Repeat every entry in full. Match each line exactly.

(Materials provided Opens)

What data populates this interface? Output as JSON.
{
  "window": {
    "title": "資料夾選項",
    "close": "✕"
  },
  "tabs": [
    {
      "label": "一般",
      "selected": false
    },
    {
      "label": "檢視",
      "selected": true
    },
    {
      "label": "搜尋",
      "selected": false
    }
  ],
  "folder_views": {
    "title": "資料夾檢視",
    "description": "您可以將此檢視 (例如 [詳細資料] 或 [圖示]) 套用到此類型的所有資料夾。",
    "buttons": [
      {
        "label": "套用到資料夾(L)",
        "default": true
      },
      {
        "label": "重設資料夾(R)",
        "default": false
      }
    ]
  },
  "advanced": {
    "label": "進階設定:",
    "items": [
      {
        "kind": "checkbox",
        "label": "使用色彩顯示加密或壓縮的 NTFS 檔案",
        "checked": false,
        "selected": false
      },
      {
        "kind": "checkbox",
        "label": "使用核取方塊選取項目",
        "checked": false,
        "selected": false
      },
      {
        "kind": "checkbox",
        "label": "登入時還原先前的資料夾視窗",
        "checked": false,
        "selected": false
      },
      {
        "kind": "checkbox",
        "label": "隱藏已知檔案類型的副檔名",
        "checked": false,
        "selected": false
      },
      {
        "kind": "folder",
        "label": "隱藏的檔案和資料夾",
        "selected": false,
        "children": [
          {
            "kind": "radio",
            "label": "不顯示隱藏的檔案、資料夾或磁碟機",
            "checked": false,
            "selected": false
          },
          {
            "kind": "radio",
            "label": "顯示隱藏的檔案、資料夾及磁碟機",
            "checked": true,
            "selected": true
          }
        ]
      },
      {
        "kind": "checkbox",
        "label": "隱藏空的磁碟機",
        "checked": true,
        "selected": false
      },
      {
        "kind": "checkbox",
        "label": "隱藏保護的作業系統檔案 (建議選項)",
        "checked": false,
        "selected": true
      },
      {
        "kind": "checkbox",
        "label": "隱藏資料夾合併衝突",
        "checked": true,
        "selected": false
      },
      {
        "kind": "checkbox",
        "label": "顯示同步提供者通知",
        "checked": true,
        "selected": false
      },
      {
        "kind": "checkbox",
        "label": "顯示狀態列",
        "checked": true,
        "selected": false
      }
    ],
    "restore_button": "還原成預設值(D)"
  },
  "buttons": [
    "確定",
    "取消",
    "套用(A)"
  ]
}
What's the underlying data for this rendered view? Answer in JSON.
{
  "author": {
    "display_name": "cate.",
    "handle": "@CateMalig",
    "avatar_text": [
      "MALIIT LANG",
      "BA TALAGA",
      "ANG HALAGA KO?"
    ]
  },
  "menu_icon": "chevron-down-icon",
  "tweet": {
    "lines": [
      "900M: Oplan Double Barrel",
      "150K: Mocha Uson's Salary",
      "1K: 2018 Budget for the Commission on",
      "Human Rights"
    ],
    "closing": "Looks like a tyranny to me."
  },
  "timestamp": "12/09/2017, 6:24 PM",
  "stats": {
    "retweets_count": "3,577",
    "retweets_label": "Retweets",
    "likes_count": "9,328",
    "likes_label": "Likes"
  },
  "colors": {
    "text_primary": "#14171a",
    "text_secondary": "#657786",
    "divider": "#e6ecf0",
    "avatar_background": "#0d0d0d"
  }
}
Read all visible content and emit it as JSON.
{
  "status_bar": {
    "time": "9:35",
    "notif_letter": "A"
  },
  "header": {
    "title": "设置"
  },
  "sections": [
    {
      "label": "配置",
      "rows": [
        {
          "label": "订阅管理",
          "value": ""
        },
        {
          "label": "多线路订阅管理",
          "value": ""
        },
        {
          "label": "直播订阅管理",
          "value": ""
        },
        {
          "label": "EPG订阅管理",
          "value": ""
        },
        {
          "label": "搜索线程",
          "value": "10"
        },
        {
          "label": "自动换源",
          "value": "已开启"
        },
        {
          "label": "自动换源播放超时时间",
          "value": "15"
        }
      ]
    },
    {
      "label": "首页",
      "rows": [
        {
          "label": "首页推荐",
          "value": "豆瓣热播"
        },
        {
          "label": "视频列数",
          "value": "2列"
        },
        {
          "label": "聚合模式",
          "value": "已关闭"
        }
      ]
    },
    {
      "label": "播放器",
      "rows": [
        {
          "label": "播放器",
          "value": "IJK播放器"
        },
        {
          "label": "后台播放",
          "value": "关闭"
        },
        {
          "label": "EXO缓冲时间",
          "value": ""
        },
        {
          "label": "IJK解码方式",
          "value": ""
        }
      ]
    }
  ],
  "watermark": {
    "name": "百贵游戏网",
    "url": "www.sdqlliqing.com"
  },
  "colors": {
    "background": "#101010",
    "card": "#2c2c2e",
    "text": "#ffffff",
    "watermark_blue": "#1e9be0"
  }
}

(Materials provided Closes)

Written answer:
What data populates this interface? Output as JSON.
{
  "window": {
    "title": "資料夾選項",
    "close": "✕"
  },
  "tabs": [
    {
      "label": "一般",
      "selected": false
    },
    {
      "label": "檢視",
      "selected": true
    },
    {
      "label": "搜尋",
      "selected": false
    }
  ],
  "folder_views": {
    "title": "資料夾檢視",
    "description": "您可以將此檢視 (例如 [詳細資料] 或 [圖示]) 套用到此類型的所有資料夾。",
    "buttons": [
      {
        "label": "套用到資料夾(L)",
        "default": true
      },
      {
        "label": "重設資料夾(R)",
        "default": false
      }
    ]
  },
  "advanced": {
    "label": "進階設定:",
    "items": [
      {
        "kind": "checkbox",
        "label": "使用色彩顯示加密或壓縮的 NTFS 檔案",
        "checked": false,
        "selected": false
      },
      {
        "kind": "checkbox",
        "label": "使用核取方塊選取項目",
        "checked": false,
        "selected": false
      },
      {
        "kind": "checkbox",
        "label": "登入時還原先前的資料夾視窗",
        "checked": false,
        "selected": false
      },
      {
        "kind": "checkbox",
        "label": "隱藏已知檔案類型的副檔名",
        "checked": false,
        "selected": false
      },
      {
        "kind": "folder",
        "label": "隱藏的檔案和資料夾",
        "selected": false,
        "children": [
          {
            "kind": "radio",
            "label": "不顯示隱藏的檔案、資料夾或磁碟機",
            "checked": false,
            "selected": false
          },
          {
            "kind": "radio",
            "label": "顯示隱藏的檔案、資料夾及磁碟機",
            "checked": true,
            "selected": true
          }
        ]
      },
      {
        "kind": "checkbox",
        "label": "隱藏空的磁碟機",
        "checked": true,
        "selected": false
      },
      {
        "kind": "checkbox",
        "label": "隱藏保護的作業系統檔案 (建議選項)",
        "checked": false,
        "selected": true
      },
      {
        "kind": "checkbox",
        "label": "隱藏資料夾合併衝突",
        "checked": true,
        "selected": false
      },
      {
        "kind": "checkbox",
        "label": "顯示同步提供者通知",
        "checked": true,
        "selected": false
      },
      {
        "kind": "checkbox",
        "label": "顯示狀態列",
        "checked": true,
        "selected": false
      }
    ],
    "restore_button": "還原成預設值(D)"
  },
  "buttons": [
    "確定",
    "取消",
    "套用(A)"
  ]
}
What's the underlying data for this rendered view? Answer in JSON.
{
  "author": {
    "display_name": "cate.",
    "handle": "@CateMalig",
    "avatar_text": [
      "MALIIT LANG",
      "BA TALAGA",
      "ANG HALAGA KO?"
    ]
  },
  "menu_icon": "chevron-down-icon",
  "tweet": {
    "lines": [
      "900M: Oplan Double Barrel",
      "150K: Mocha Uson's Salary",
      "1K: 2018 Budget for the Commission on",
      "Human Rights"
    ],
    "closing": "Looks like a tyranny to me."
  },
  "timestamp": "12/09/2017, 6:24 PM",
  "stats": {
    "retweets_count": "3,577",
    "retweets_label": "Retweets",
    "likes_count": "9,328",
    "likes_label": "Likes"
  },
  "colors": {
    "text_primary": "#14171a",
    "text_secondary": "#657786",
    "divider": "#e6ecf0",
    "avatar_background": "#0d0d0d"
  }
}
Read all visible content and emit it as JSON.
{
  "status_bar": {
    "time": "9:35",
    "notif_letter": "A"
  },
  "header": {
    "title": "设置"
  },
  "sections": [
    {
      "label": "配置",
      "rows": [
        {
          "label": "订阅管理",
          "value": ""
        },
        {
          "label": "多线路订阅管理",
          "value": ""
        },
        {
          "label": "直播订阅管理",
          "value": ""
        },
        {
          "label": "EPG订阅管理",
          "value": ""
        },
        {
          "label": "搜索线程",
          "value": "10"
        },
        {
          "label": "自动换源",
          "value": "已开启"
        },
        {
          "label": "自动换源播放超时时间",
          "value": "15"
        }
      ]
    },
    {
      "label": "首页",
      "rows": [
        {
          "label": "首页推荐",
          "value": "豆瓣热播"
        },
        {
          "label": "视频列数",
          "value": "2列"
        },
        {
          "label": "聚合模式",
          "value": "已关闭"
        }
      ]
    },
    {
      "label": "播放器",
      "rows": [
        {
          "label": "播放器",
          "value": "IJK播放器"
        },
        {
          "label": "后台播放",
          "value": "关闭"
        },
        {
          "label": "EXO缓冲时间",
          "value": ""
        },
        {
          "label": "IJK解码方式",
          "value": ""
        }
      ]
    }
  ],
  "watermark": {
    "name": "百贵游戏网",
    "url": "www.sdqlliqing.com"
  },
  "colors": {
    "background": "#101010",
    "card": "#2c2c2e",
    "text": "#ffffff",
    "watermark_blue": "#1e9be0"
  }
}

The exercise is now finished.